### Dataset items

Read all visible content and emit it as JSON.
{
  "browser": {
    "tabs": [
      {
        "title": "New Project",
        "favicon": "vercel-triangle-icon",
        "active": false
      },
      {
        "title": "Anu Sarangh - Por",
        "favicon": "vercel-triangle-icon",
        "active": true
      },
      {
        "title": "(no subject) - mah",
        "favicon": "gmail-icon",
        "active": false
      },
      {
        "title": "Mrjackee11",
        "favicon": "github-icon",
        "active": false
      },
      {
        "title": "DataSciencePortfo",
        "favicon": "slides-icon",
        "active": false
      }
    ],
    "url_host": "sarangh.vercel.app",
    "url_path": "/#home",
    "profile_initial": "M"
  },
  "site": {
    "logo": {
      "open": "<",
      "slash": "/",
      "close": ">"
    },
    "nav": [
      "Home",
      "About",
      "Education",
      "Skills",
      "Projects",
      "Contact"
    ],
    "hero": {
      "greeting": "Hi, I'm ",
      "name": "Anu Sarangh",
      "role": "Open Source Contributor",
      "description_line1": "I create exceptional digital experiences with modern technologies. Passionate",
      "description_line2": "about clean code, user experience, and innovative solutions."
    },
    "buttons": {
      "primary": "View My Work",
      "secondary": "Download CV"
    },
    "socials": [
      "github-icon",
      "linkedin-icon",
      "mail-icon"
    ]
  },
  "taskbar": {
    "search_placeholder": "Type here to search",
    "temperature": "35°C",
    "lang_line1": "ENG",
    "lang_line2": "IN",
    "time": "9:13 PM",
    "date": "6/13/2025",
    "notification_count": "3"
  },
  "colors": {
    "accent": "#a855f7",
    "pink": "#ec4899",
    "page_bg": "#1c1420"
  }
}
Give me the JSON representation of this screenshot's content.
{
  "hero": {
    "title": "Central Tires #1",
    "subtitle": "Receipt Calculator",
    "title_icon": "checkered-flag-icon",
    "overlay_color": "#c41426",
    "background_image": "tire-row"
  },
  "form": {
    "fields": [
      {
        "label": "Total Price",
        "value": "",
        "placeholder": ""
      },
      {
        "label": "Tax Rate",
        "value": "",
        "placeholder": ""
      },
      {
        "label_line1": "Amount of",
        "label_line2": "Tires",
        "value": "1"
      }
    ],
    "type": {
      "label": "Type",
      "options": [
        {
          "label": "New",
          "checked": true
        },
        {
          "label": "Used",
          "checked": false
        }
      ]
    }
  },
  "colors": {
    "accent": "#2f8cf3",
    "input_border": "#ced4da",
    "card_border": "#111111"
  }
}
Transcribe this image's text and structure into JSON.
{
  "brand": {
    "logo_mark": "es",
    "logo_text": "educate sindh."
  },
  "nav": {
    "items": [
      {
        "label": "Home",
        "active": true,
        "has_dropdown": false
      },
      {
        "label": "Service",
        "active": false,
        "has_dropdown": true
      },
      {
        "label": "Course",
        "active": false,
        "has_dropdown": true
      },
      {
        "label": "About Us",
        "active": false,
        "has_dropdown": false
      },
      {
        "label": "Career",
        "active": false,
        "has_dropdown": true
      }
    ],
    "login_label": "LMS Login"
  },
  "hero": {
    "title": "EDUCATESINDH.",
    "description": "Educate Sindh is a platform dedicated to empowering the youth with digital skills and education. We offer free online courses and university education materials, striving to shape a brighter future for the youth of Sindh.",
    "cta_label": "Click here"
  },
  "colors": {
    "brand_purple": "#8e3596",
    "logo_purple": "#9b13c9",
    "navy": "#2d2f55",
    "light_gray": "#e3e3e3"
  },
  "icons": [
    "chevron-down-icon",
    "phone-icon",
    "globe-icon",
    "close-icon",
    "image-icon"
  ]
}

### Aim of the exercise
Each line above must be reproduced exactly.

### Reply to the exercise
Read all visible content and emit it as JSON.
{
  "browser": {
    "tabs": [
      {
        "title": "New Project",
        "favicon": "vercel-triangle-icon",
        "active": false
      },
      {
        "title": "Anu Sarangh - Por",
        "favicon": "vercel-triangle-icon",
        "active": true
      },
      {
        "title": "(no subject) - mah",
        "favicon": "gmail-icon",
        "active": false
      },
      {
        "title": "Mrjackee11",
        "favicon": "github-icon",
        "active": false
      },
      {
        "title": "DataSciencePortfo",
        "favicon": "slides-icon",
        "active": false
      }
    ],
    "url_host": "sarangh.vercel.app",
    "url_path": "/#home",
    "profile_initial": "M"
  },
  "site": {
    "logo": {
      "open": "<",
      "slash": "/",
      "close": ">"
    },
    "nav": [
      "Home",
      "About",
      "Education",
      "Skills",
      "Projects",
      "Contact"
    ],
    "hero": {
      "greeting": "Hi, I'm ",
      "name": "Anu Sarangh",
      "role": "Open Source Contributor",
      "description_line1": "I create exceptional digital experiences with modern technologies. Passionate",
      "description_line2": "about clean code, user experience, and innovative solutions."
    },
    "buttons": {
      "primary": "View My Work",
      "secondary": "Download CV"
    },
    "socials": [
      "github-icon",
      "linkedin-icon",
      "mail-icon"
    ]
  },
  "taskbar": {
    "search_placeholder": "Type here to search",
    "temperature": "35°C",
    "lang_line1": "ENG",
    "lang_line2": "IN",
    "time": "9:13 PM",
    "date": "6/13/2025",
    "notification_count": "3"
  },
  "colors": {
    "accent": "#a855f7",
    "pink": "#ec4899",
    "page_bg": "#1c1420"
  }
}
Give me the JSON representation of this screenshot's content.
{
  "hero": {
    "title": "Central Tires #1",
    "subtitle": "Receipt Calculator",
    "title_icon": "checkered-flag-icon",
    "overlay_color": "#c41426",
    "background_image": "tire-row"
  },
  "form": {
    "fields": [
      {
        "label": "Total Price",
        "value": "",
        "placeholder": ""
      },
      {
        "label": "Tax Rate",
        "value": "",
        "placeholder": ""
      },
      {
        "label_line1": "Amount of",
        "label_line2": "Tires",
        "value": "1"
      }
    ],
    "type": {
      "label": "Type",
      "options": [
        {
          "label": "New",
          "checked": true
        },
        {
          "label": "Used",
          "checked": false
        }
      ]
    }
  },
  "colors": {
    "accent": "#2f8cf3",
    "input_border": "#ced4da",
    "card_border": "#111111"
  }
}
Transcribe this image's text and structure into JSON.
{
  "brand": {
    "logo_mark": "es",
    "logo_text": "educate sindh."
  },
  "nav": {
    "items": [
      {
        "label": "Home",
        "active": true,
        "has_dropdown": false
      },
      {
        "label": "Service",
        "active": false,
        "has_dropdown": true
      },
      {
        "label": "Course",
        "active": false,
        "has_dropdown": true
      },
      {
        "label": "About Us",
        "active": false,
        "has_dropdown": false
      },
      {
        "label": "Career",
        "active": false,
        "has_dropdown": true
      }
    ],
    "login_label": "LMS Login"
  },
  "hero": {
    "title": "EDUCATESINDH.",
    "description": "Educate Sindh is a platform dedicated to empowering the youth with digital skills and education. We offer free online courses and university education materials, striving to shape a brighter future for the youth of Sindh.",
    "cta_label": "Click here"
  },
  "colors": {
    "brand_purple": "#8e3596",
    "logo_purple": "#9b13c9",
    "navy": "#2d2f55",
    "light_gray": "#e3e3e3"
  },
  "icons": [
    "chevron-down-icon",
    "phone-icon",
    "globe-icon",
    "close-icon",
    "image-icon"
  ]
}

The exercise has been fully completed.